┏━━
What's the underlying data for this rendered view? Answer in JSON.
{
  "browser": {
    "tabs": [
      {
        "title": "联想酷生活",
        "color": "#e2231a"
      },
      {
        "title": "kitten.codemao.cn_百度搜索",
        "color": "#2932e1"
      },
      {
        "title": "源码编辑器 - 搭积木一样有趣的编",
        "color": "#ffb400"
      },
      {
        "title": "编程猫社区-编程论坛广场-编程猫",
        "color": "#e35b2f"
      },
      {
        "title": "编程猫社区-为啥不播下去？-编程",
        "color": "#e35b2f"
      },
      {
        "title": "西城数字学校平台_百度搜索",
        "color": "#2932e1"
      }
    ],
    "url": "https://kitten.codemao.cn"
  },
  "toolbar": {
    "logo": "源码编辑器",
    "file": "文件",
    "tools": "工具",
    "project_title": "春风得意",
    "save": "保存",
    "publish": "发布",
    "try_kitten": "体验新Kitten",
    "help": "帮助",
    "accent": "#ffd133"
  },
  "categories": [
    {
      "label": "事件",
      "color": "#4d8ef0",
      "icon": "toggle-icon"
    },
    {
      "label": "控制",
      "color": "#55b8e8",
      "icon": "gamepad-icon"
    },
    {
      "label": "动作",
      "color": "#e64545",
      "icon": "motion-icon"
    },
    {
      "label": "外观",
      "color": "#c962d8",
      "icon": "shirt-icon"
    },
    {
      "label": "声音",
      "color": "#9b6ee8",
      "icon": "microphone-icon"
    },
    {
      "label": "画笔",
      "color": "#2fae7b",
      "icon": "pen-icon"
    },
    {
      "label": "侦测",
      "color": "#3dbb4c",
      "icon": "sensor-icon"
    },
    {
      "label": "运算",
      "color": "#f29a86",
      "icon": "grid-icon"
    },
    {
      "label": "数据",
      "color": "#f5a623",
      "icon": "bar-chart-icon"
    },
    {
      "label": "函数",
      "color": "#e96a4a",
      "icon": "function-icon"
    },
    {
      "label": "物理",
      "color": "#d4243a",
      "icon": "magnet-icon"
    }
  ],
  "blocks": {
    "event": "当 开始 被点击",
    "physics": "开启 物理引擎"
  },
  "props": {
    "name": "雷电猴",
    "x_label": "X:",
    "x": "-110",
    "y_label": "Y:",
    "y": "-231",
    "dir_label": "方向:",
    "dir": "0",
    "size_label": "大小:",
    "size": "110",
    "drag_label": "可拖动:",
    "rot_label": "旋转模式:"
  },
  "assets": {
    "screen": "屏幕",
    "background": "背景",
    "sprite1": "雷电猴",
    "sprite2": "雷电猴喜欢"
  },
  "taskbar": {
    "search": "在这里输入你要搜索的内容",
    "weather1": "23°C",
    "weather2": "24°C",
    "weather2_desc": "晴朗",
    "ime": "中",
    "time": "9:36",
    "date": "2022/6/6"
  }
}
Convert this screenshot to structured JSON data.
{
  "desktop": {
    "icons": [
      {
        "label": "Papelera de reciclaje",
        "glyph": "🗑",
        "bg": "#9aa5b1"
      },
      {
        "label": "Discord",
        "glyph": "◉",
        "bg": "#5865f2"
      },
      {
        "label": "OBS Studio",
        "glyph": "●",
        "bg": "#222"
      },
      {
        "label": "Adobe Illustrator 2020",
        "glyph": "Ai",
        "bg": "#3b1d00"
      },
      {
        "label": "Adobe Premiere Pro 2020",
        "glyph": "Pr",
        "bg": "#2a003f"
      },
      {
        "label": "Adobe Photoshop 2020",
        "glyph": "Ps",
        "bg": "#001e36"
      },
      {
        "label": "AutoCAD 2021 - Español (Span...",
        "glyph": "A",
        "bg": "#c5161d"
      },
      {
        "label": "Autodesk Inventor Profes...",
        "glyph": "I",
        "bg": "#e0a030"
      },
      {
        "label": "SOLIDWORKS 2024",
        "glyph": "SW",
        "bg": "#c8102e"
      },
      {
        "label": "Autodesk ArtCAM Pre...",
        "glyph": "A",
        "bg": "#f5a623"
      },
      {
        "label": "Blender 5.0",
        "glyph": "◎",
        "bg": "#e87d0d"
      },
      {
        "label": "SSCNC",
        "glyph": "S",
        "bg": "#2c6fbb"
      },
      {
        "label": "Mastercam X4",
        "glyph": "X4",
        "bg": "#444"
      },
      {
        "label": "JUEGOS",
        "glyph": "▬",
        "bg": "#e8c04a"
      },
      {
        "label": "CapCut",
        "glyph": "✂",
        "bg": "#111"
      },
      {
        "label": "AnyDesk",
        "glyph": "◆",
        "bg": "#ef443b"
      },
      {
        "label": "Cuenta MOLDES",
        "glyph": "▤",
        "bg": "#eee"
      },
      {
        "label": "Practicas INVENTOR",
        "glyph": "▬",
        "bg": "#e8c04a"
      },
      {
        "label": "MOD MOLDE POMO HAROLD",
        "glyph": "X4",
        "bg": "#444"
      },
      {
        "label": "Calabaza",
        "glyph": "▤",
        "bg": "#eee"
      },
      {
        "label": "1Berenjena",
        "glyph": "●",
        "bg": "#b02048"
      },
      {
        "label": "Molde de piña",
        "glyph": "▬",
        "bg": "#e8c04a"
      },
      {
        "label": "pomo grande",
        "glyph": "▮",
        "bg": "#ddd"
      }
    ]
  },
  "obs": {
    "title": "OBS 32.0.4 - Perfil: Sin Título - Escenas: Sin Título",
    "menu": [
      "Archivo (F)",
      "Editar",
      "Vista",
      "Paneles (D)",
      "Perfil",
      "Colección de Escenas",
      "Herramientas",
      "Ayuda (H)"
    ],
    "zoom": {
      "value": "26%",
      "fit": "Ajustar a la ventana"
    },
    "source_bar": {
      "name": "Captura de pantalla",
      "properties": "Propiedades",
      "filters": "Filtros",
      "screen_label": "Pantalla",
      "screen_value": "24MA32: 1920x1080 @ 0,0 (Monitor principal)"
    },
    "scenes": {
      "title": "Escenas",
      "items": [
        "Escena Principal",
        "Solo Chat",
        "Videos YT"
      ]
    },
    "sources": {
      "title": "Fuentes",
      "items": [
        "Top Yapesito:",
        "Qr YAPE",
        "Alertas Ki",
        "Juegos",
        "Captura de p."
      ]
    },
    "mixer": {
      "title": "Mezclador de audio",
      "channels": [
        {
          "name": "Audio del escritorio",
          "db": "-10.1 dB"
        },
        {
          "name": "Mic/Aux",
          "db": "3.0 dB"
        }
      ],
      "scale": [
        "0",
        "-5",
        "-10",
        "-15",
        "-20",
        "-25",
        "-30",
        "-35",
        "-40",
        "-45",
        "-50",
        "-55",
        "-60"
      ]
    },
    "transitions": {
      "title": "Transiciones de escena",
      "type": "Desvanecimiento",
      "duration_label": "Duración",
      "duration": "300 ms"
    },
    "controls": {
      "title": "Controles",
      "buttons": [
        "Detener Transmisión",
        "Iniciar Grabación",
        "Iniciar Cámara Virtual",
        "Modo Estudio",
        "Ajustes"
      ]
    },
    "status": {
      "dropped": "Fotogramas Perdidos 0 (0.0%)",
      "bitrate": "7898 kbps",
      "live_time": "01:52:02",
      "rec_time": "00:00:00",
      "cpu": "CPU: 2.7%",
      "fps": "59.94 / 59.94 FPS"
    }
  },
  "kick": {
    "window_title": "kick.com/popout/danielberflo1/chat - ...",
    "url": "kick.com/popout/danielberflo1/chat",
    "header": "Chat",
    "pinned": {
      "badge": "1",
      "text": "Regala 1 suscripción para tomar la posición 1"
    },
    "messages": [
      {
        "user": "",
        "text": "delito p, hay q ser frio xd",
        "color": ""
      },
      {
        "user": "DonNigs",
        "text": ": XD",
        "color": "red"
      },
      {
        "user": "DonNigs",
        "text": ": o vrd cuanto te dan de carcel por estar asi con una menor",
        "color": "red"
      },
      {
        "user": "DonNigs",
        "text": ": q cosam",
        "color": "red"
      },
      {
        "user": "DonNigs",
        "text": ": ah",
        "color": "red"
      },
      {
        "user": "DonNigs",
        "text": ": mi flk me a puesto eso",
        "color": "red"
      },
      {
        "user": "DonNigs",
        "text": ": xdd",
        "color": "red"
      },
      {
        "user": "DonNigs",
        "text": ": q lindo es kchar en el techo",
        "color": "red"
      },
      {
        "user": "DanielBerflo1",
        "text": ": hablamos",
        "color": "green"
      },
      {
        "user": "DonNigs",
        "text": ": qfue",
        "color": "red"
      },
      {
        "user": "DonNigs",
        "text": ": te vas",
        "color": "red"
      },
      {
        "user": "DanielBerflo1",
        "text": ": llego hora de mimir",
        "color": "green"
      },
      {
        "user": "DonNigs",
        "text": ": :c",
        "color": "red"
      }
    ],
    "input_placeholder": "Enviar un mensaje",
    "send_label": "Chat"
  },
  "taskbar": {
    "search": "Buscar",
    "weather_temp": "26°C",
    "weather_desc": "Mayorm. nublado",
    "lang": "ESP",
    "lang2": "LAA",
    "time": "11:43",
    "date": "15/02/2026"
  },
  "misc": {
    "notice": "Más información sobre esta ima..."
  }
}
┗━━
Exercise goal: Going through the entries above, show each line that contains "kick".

Task answer:
  "kick": {
    "window_title": "kick.com/popout/danielberflo1/chat - ...",
    "url": "kick.com/popout/danielberflo1/chat",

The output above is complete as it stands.